**What to do:** Output the listing below in full, exactly as written.

####################

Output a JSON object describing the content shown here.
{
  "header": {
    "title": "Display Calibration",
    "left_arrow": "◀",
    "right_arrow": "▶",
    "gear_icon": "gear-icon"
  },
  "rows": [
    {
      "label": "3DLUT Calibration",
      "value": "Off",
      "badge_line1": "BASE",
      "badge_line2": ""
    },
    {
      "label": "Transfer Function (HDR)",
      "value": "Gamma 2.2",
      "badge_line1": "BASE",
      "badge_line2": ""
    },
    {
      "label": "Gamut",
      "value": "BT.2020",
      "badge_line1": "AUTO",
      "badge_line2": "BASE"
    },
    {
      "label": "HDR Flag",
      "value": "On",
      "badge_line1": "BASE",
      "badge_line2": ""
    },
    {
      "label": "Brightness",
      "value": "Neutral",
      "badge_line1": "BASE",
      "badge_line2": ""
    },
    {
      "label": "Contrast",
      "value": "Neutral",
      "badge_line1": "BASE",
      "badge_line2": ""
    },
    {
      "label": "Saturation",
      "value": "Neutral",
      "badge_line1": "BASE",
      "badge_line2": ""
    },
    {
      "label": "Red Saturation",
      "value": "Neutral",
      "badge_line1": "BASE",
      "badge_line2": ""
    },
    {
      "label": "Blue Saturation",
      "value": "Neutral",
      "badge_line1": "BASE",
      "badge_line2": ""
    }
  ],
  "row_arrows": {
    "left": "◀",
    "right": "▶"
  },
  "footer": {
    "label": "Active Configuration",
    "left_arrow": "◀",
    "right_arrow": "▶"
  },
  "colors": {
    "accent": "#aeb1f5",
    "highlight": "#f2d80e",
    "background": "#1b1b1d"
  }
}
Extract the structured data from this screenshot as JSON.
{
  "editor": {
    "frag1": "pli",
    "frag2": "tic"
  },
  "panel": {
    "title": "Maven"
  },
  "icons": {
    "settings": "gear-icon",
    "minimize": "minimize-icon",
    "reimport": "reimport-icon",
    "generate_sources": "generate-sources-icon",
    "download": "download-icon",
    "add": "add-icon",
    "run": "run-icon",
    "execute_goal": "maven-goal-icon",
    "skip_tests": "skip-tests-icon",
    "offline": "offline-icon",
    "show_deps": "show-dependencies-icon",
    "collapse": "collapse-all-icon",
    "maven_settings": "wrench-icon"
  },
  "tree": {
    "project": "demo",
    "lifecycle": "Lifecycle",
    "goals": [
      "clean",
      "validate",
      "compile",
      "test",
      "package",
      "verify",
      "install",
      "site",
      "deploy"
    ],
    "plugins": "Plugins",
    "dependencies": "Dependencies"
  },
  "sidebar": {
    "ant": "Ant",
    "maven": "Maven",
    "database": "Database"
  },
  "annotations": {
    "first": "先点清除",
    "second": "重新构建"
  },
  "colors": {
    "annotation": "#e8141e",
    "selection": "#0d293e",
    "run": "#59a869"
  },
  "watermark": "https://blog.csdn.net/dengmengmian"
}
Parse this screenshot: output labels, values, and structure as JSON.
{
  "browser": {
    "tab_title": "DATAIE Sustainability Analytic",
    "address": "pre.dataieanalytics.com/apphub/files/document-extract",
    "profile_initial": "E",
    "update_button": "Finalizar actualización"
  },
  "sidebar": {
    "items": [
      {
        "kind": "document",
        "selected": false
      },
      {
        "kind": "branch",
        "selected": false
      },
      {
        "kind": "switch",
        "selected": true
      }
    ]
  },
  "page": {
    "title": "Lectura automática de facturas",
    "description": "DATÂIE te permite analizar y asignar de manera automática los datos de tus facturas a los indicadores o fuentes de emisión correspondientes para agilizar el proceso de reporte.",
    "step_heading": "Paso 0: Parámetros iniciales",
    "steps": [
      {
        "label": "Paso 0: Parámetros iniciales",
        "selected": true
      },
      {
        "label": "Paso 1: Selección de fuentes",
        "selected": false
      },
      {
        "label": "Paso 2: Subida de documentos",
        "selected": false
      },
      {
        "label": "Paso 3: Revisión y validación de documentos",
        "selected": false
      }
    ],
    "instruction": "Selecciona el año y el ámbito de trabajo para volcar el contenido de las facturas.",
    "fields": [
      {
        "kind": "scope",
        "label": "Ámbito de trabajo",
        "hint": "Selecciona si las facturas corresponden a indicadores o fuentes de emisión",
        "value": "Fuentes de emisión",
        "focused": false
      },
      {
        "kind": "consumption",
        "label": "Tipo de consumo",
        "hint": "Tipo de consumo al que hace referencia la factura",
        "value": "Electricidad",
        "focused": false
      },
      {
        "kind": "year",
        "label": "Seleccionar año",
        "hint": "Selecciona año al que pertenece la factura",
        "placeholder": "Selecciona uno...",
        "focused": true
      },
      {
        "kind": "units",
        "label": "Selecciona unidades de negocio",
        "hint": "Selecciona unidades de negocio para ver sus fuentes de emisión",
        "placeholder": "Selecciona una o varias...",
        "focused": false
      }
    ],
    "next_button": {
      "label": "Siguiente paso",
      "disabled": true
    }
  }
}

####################

**Written answer:**
Output a JSON object describing the content shown here.
{
  "header": {
    "title": "Display Calibration",
    "left_arrow": "◀",
    "right_arrow": "▶",
    "gear_icon": "gear-icon"
  },
  "rows": [
    {
      "label": "3DLUT Calibration",
      "value": "Off",
      "badge_line1": "BASE",
      "badge_line2": ""
    },
    {
      "label": "Transfer Function (HDR)",
      "value": "Gamma 2.2",
      "badge_line1": "BASE",
      "badge_line2": ""
    },
    {
      "label": "Gamut",
      "value": "BT.2020",
      "badge_line1": "AUTO",
      "badge_line2": "BASE"
    },
    {
      "label": "HDR Flag",
      "value": "On",
      "badge_line1": "BASE",
      "badge_line2": ""
    },
    {
      "label": "Brightness",
      "value": "Neutral",
      "badge_line1": "BASE",
      "badge_line2": ""
    },
    {
      "label": "Contrast",
      "value": "Neutral",
      "badge_line1": "BASE",
      "badge_line2": ""
    },
    {
      "label": "Saturation",
      "value": "Neutral",
      "badge_line1": "BASE",
      "badge_line2": ""
    },
    {
      "label": "Red Saturation",
      "value": "Neutral",
      "badge_line1": "BASE",
      "badge_line2": ""
    },
    {
      "label": "Blue Saturation",
      "value": "Neutral",
      "badge_line1": "BASE",
      "badge_line2": ""
    }
  ],
  "row_arrows": {
    "left": "◀",
    "right": "▶"
  },
  "footer": {
    "label": "Active Configuration",
    "left_arrow": "◀",
    "right_arrow": "▶"
  },
  "colors": {
    "accent": "#aeb1f5",
    "highlight": "#f2d80e",
    "background": "#1b1b1d"
  }
}
Extract the structured data from this screenshot as JSON.
{
  "editor": {
    "frag1": "pli",
    "frag2": "tic"
  },
  "panel": {
    "title": "Maven"
  },
  "icons": {
    "settings": "gear-icon",
    "minimize": "minimize-icon",
    "reimport": "reimport-icon",
    "generate_sources": "generate-sources-icon",
    "download": "download-icon",
    "add": "add-icon",
    "run": "run-icon",
    "execute_goal": "maven-goal-icon",
    "skip_tests": "skip-tests-icon",
    "offline": "offline-icon",
    "show_deps": "show-dependencies-icon",
    "collapse": "collapse-all-icon",
    "maven_settings": "wrench-icon"
  },
  "tree": {
    "project": "demo",
    "lifecycle": "Lifecycle",
    "goals": [
      "clean",
      "validate",
      "compile",
      "test",
      "package",
      "verify",
      "install",
      "site",
      "deploy"
    ],
    "plugins": "Plugins",
    "dependencies": "Dependencies"
  },
  "sidebar": {
    "ant": "Ant",
    "maven": "Maven",
    "database": "Database"
  },
  "annotations": {
    "first": "先点清除",
    "second": "重新构建"
  },
  "colors": {
    "annotation": "#e8141e",
    "selection": "#0d293e",
    "run": "#59a869"
  },
  "watermark": "https://blog.csdn.net/dengmengmian"
}
Parse this screenshot: output labels, values, and structure as JSON.
{
  "browser": {
    "tab_title": "DATAIE Sustainability Analytic",
    "address": "pre.dataieanalytics.com/apphub/files/document-extract",
    "profile_initial": "E",
    "update_button": "Finalizar actualización"
  },
  "sidebar": {
    "items": [
      {
        "kind": "document",
        "selected": false
      },
      {
        "kind": "branch",
        "selected": false
      },
      {
        "kind": "switch",
        "selected": true
      }
    ]
  },
  "page": {
    "title": "Lectura automática de facturas",
    "description": "DATÂIE te permite analizar y asignar de manera automática los datos de tus facturas a los indicadores o fuentes de emisión correspondientes para agilizar el proceso de reporte.",
    "step_heading": "Paso 0: Parámetros iniciales",
    "steps": [
      {
        "label": "Paso 0: Parámetros iniciales",
        "selected": true
      },
      {
        "label": "Paso 1: Selección de fuentes",
        "selected": false
      },
      {
        "label": "Paso 2: Subida de documentos",
        "selected": false
      },
      {
        "label": "Paso 3: Revisión y validación de documentos",
        "selected": false
      }
    ],
    "instruction": "Selecciona el año y el ámbito de trabajo para volcar el contenido de las facturas.",
    "fields": [
      {
        "kind": "scope",
        "label": "Ámbito de trabajo",
        "hint": "Selecciona si las facturas corresponden a indicadores o fuentes de emisión",
        "value": "Fuentes de emisión",
        "focused": false
      },
      {
        "kind": "consumption",
        "label": "Tipo de consumo",
        "hint": "Tipo de consumo al que hace referencia la factura",
        "value": "Electricidad",
        "focused": false
      },
      {
        "kind": "year",
        "label": "Seleccionar año",
        "hint": "Selecciona año al que pertenece la factura",
        "placeholder": "Selecciona uno...",
        "focused": true
      },
      {
        "kind": "units",
        "label": "Selecciona unidades de negocio",
        "hint": "Selecciona unidades de negocio para ver sus fuentes de emisión",
        "placeholder": "Selecciona una o varias...",
        "focused": false
      }
    ],
    "next_button": {
      "label": "Siguiente paso",
      "disabled": true
    }
  }
}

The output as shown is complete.